YOUR OBJECTIVE —
Every entry should be repeated exactly as written.

DATA SUPPLIED —
☆ ☆ ☆ ☆
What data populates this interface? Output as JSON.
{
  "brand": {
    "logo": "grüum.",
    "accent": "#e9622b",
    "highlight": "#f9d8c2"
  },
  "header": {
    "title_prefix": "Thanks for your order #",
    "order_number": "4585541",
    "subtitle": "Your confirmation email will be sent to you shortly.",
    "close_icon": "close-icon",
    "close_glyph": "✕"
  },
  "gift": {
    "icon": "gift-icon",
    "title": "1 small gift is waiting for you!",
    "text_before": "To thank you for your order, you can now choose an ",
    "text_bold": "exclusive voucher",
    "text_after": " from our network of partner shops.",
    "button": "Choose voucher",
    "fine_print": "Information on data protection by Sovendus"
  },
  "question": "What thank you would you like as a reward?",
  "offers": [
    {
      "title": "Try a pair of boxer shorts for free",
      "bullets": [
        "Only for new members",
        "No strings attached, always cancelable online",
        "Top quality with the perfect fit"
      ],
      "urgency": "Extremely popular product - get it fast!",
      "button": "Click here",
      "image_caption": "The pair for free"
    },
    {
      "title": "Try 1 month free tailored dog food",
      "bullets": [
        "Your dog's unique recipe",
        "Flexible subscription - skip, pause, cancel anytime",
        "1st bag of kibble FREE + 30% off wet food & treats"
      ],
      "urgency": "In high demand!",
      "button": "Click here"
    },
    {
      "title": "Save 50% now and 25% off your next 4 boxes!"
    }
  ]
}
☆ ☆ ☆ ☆
RESULT OF THIS EXERCISE —
What data populates this interface? Output as JSON.
{
  "brand": {
    "logo": "grüum.",
    "accent": "#e9622b",
    "highlight": "#f9d8c2"
  },
  "header": {
    "title_prefix": "Thanks for your order #",
    "order_number": "4585541",
    "subtitle": "Your confirmation email will be sent to you shortly.",
    "close_icon": "close-icon",
    "close_glyph": "✕"
  },
  "gift": {
    "icon": "gift-icon",
    "title": "1 small gift is waiting for you!",
    "text_before": "To thank you for your order, you can now choose an ",
    "text_bold": "exclusive voucher",
    "text_after": " from our network of partner shops.",
    "button": "Choose voucher",
    "fine_print": "Information on data protection by Sovendus"
  },
  "question": "What thank you would you like as a reward?",
  "offers": [
    {
      "title": "Try a pair of boxer shorts for free",
      "bullets": [
        "Only for new members",
        "No strings attached, always cancelable online",
        "Top quality with the perfect fit"
      ],
      "urgency": "Extremely popular product - get it fast!",
      "button": "Click here",
      "image_caption": "The pair for free"
    },
    {
      "title": "Try 1 month free tailored dog food",
      "bullets": [
        "Your dog's unique recipe",
        "Flexible subscription - skip, pause, cancel anytime",
        "1st bag of kibble FREE + 30% off wet food & treats"
      ],
      "urgency": "In high demand!",
      "button": "Click here"
    },
    {
      "title": "Save 50% now and 25% off your next 4 boxes!"
    }
  ]
}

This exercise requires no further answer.